# [PROVIDED ENTRIES]
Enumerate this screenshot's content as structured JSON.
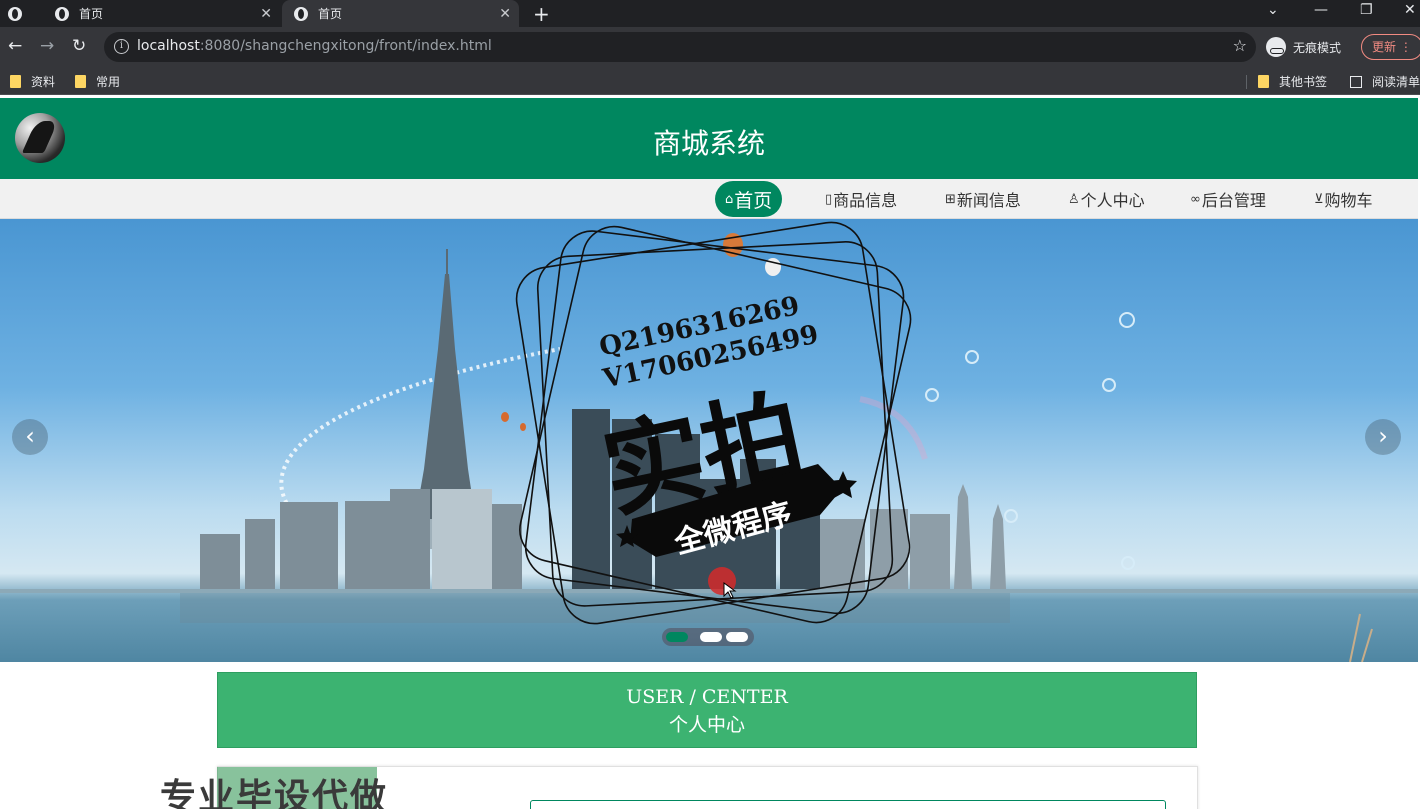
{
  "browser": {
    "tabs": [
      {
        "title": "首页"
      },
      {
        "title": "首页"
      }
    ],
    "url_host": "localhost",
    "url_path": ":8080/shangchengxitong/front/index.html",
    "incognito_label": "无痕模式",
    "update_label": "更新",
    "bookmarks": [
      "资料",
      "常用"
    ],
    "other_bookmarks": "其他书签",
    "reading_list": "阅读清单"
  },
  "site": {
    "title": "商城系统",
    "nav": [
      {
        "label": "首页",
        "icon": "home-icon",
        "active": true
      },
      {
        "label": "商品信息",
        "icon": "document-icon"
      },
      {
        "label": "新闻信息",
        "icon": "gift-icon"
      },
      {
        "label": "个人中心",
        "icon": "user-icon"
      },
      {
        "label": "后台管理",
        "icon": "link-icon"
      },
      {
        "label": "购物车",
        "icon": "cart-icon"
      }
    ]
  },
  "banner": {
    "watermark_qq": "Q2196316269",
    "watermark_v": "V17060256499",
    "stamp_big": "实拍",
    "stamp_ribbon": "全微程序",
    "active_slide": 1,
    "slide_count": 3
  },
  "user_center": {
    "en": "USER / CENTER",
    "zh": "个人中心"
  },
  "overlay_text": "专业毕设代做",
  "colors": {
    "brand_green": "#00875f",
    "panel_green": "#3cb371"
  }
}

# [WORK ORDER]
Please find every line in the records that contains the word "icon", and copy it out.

# [COMPLETED TASK]
        "icon": "home-icon",
        "icon": "document-icon"
        "icon": "gift-icon"
        "icon": "user-icon"
        "icon": "link-icon"
        "icon": "cart-icon"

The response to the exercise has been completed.